Moreover, as The Washington Post reported in February, “median household net worth increased from $69,000 in 1989 to $93,000 in 2004.” The median household income before taxes is also higher, as are assets, home value and the amount of money in retirement accounts. These are the golden days.

Our country’s made a great leap forward in social policy as well.

As recently as 1908, the Methodist Social Creed called for, among other things:

·        Equal rights and complete justice for all men in all stations of life.

·        The principles of conciliation and arbitration in industrial dissensions.

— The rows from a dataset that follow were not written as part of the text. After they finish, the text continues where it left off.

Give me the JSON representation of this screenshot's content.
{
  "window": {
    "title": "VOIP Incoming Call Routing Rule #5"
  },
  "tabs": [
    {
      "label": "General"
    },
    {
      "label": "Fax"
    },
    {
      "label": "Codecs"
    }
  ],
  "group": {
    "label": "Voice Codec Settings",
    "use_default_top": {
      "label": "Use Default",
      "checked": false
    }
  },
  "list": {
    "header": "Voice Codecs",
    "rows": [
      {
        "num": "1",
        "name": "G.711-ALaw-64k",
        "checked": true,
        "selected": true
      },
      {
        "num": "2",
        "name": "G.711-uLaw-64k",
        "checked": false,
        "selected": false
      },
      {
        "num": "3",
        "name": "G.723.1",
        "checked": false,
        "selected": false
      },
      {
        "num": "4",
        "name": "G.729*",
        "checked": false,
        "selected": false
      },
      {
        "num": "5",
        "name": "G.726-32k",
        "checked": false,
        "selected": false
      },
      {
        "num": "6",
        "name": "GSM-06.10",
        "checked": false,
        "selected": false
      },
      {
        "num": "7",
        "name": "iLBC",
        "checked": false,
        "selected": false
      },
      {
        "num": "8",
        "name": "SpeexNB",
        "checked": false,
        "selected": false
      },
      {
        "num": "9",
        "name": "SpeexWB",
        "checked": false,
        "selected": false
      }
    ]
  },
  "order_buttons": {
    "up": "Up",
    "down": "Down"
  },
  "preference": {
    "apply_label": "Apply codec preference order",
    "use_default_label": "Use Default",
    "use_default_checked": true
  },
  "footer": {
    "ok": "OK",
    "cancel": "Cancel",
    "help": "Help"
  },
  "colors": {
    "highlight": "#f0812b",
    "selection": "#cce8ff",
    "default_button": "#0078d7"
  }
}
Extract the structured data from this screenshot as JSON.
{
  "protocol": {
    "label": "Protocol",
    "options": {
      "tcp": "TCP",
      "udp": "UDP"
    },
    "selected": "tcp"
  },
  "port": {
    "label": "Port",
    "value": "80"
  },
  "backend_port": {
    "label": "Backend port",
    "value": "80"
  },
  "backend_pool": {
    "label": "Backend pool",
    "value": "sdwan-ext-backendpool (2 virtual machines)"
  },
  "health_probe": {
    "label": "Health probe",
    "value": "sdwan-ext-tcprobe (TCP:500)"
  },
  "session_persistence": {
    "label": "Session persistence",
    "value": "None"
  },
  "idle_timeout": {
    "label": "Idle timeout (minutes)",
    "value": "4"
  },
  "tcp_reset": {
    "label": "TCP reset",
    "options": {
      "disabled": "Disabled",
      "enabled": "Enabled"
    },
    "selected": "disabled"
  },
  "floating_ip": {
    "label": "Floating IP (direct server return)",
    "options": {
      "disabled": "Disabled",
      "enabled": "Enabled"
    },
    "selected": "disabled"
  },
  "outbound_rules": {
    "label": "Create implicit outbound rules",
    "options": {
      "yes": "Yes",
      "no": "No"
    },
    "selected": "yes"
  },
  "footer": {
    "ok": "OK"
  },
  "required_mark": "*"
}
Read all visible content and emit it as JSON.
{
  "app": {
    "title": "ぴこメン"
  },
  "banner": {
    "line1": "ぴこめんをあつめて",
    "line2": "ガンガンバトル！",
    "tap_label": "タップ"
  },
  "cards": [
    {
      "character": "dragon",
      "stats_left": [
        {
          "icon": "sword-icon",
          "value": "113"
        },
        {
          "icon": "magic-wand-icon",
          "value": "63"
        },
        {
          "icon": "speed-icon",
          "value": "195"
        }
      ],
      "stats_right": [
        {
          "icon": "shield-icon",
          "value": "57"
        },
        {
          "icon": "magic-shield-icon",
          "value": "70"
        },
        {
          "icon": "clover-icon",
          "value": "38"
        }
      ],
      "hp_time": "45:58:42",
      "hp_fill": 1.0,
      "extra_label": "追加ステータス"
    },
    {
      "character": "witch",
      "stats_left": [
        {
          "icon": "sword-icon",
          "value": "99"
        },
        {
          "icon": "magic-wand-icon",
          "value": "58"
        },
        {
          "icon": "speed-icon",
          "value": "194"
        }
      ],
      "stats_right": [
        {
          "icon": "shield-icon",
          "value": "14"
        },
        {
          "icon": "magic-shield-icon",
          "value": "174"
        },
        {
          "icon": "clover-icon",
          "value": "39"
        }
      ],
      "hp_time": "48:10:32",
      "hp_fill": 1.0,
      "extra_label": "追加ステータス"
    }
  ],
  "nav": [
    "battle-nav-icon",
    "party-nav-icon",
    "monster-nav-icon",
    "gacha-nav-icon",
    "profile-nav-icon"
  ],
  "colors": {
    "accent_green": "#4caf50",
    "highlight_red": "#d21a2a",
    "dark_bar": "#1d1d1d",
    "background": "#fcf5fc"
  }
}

·        The protection of the worker from dangerous machinery, occupational diseases, injuries and mortality.

·        The abolition of child labor.

·        A release from employment one day in seven.

Look how far we’ve come in 100 years. All those items could be checked off.

Not only is child labor non-existent today, many people don’t even begin adult labor until well into their 20s. Instead they’re collecting bachelor’s or advanced degrees that will help them obtain one of the high-paying jobs that our modern economy generates. And those jobs, by the way, are safe, thus accomplishing another of the social code’s stated goals.

As far as time off, it’s almost impossible to believe people once hoped for one day off per week. The weekend has become such a big part of our lives, many people start the countdown on Monday. Workers in 1908 would have been astounded by our calendar of three-day weekends and paid vacations, not to mention 40-hour work weeks.

People are living longer, earning more and retiring earlier. The news is, on a large scale, good.

Even the negative news these days isn’t exactly negative. A recent TIME magazine cover story warned that, “Worried about autism, many parents are opting out of immunizations. How they’re putting the rest of us at risk.” Sounds ominous. But the story inside actually detailed what could be considered a positive message.

In its very second paragraph, TIME reports that “thanks to state laws requiring vaccinations for youngsters enrolling in kindergarten, the U.S. currently enjoys the highest immunization rate ever.” Some 77 percent of children have had all the recommended shots, “and most of the remaining children are missing just a few shots.”

This is especially surprising when one notes that the number of shots children are required to get has doubled since the 1980s. One would expect that when the number of shots required increased, the compliance rate would have declined. Instead, more people than ever are vaccinated against more things. Proponents of vaccinations ought to be dancing in the streets.

We’ve accomplished things that would have seemed impossible 100 years ago. Yet we’re not happy. Americans grumble about 5 percent unemployment, even though just a few years ago many economists would have said that number was impossible. Experts thought we couldn’t maintain unemployment that low without generating massive inflation. Yet we have.

This weekend, consider breaking out the 80s mix tape you made a few years back and having a celebration. As a nation, we’ve earned it.

Rich Tucker

Rich Tucker is a communications professional and a columnist for